▸ ASSIGNMENT:
Every record should be written out exactly, with the pictures left out.

Element data from apps and pages:
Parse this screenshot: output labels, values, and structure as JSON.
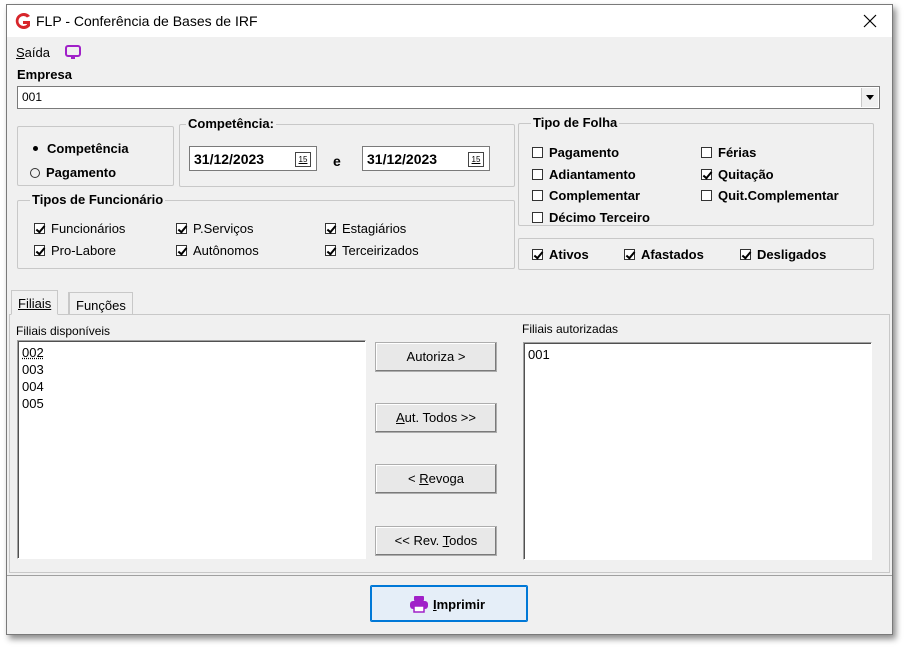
{
  "window": {
    "title": "FLP - Conferência de Bases de IRF"
  },
  "menu": {
    "saida_prefix": "S",
    "saida_rest": "aída"
  },
  "empresa": {
    "label": "Empresa",
    "value": "001"
  },
  "periodo": {
    "options": [
      {
        "label": "Competência",
        "selected": true
      },
      {
        "label": "Pagamento",
        "selected": false
      }
    ]
  },
  "competencia": {
    "label": "Competência:",
    "from": "31/12/2023",
    "separator": "e",
    "to": "31/12/2023",
    "cal_label": "15"
  },
  "tipo_folha": {
    "label": "Tipo de Folha",
    "items": [
      {
        "label": "Pagamento",
        "checked": false
      },
      {
        "label": "Adiantamento",
        "checked": false
      },
      {
        "label": "Complementar",
        "checked": false
      },
      {
        "label": "Décimo Terceiro",
        "checked": false
      },
      {
        "label": "Férias",
        "checked": false
      },
      {
        "label": "Quitação",
        "checked": true
      },
      {
        "label": "Quit.Complementar",
        "checked": false
      }
    ]
  },
  "tipos_funcionario": {
    "label": "Tipos de Funcionário",
    "items": [
      {
        "label": "Funcionários",
        "checked": true
      },
      {
        "label": "Pro-Labore",
        "checked": true
      },
      {
        "label": "P.Serviços",
        "checked": true
      },
      {
        "label": "Autônomos",
        "checked": true
      },
      {
        "label": "Estagiários",
        "checked": true
      },
      {
        "label": "Terceirizados",
        "checked": true
      }
    ]
  },
  "situacao": {
    "items": [
      {
        "label": "Ativos",
        "checked": true
      },
      {
        "label": "Afastados",
        "checked": true
      },
      {
        "label": "Desligados",
        "checked": true
      }
    ]
  },
  "tabs": [
    {
      "label": "Filiais",
      "active": true
    },
    {
      "label": "Funções",
      "active": false
    }
  ],
  "filiais": {
    "disponiveis_label": "Filiais disponíveis",
    "disponiveis": [
      "002",
      "003",
      "004",
      "005"
    ],
    "autorizadas_label": "Filiais autorizadas",
    "autorizadas": [
      "001"
    ]
  },
  "buttons": {
    "autoriza_pre": "",
    "autoriza_hk": "",
    "autoriza_post": "Autoriza >",
    "aut_todos_pre": "",
    "aut_todos_hk": "A",
    "aut_todos_post": "ut. Todos >>",
    "revoga_pre": "< ",
    "revoga_hk": "R",
    "revoga_post": "evoga",
    "rev_todos_pre": "<< Rev. ",
    "rev_todos_hk": "T",
    "rev_todos_post": "odos",
    "imprimir_hk": "I",
    "imprimir_post": "mprimir"
  },
  "colors": {
    "logo": "#d7262b",
    "monitor_icon": "#a020c8",
    "printer_icon": "#a020c8",
    "focus_border": "#0078d7"
  }
}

▸ SOLVED EXERCISE:
Parse this screenshot: output labels, values, and structure as JSON.
{
  "window": {
    "title": "FLP - Conferência de Bases de IRF"
  },
  "menu": {
    "saida_prefix": "S",
    "saida_rest": "aída"
  },
  "empresa": {
    "label": "Empresa",
    "value": "001"
  },
  "periodo": {
    "options": [
      {
        "label": "Competência",
        "selected": true
      },
      {
        "label": "Pagamento",
        "selected": false
      }
    ]
  },
  "competencia": {
    "label": "Competência:",
    "from": "31/12/2023",
    "separator": "e",
    "to": "31/12/2023",
    "cal_label": "15"
  },
  "tipo_folha": {
    "label": "Tipo de Folha",
    "items": [
      {
        "label": "Pagamento",
        "checked": false
      },
      {
        "label": "Adiantamento",
        "checked": false
      },
      {
        "label": "Complementar",
        "checked": false
      },
      {
        "label": "Décimo Terceiro",
        "checked": false
      },
      {
        "label": "Férias",
        "checked": false
      },
      {
        "label": "Quitação",
        "checked": true
      },
      {
        "label": "Quit.Complementar",
        "checked": false
      }
    ]
  },
  "tipos_funcionario": {
    "label": "Tipos de Funcionário",
    "items": [
      {
        "label": "Funcionários",
        "checked": true
      },
      {
        "label": "Pro-Labore",
        "checked": true
      },
      {
        "label": "P.Serviços",
        "checked": true
      },
      {
        "label": "Autônomos",
        "checked": true
      },
      {
        "label": "Estagiários",
        "checked": true
      },
      {
        "label": "Terceirizados",
        "checked": true
      }
    ]
  },
  "situacao": {
    "items": [
      {
        "label": "Ativos",
        "checked": true
      },
      {
        "label": "Afastados",
        "checked": true
      },
      {
        "label": "Desligados",
        "checked": true
      }
    ]
  },
  "tabs": [
    {
      "label": "Filiais",
      "active": true
    },
    {
      "label": "Funções",
      "active": false
    }
  ],
  "filiais": {
    "disponiveis_label": "Filiais disponíveis",
    "disponiveis": [
      "002",
      "003",
      "004",
      "005"
    ],
    "autorizadas_label": "Filiais autorizadas",
    "autorizadas": [
      "001"
    ]
  },
  "buttons": {
    "autoriza_pre": "",
    "autoriza_hk": "",
    "autoriza_post": "Autoriza >",
    "aut_todos_pre": "",
    "aut_todos_hk": "A",
    "aut_todos_post": "ut. Todos >>",
    "revoga_pre": "< ",
    "revoga_hk": "R",
    "revoga_post": "evoga",
    "rev_todos_pre": "<< Rev. ",
    "rev_todos_hk": "T",
    "rev_todos_post": "odos",
    "imprimir_hk": "I",
    "imprimir_post": "mprimir"
  },
  "colors": {
    "logo": "#d7262b",
    "monitor_icon": "#a020c8",
    "printer_icon": "#a020c8",
    "focus_border": "#0078d7"
  }
}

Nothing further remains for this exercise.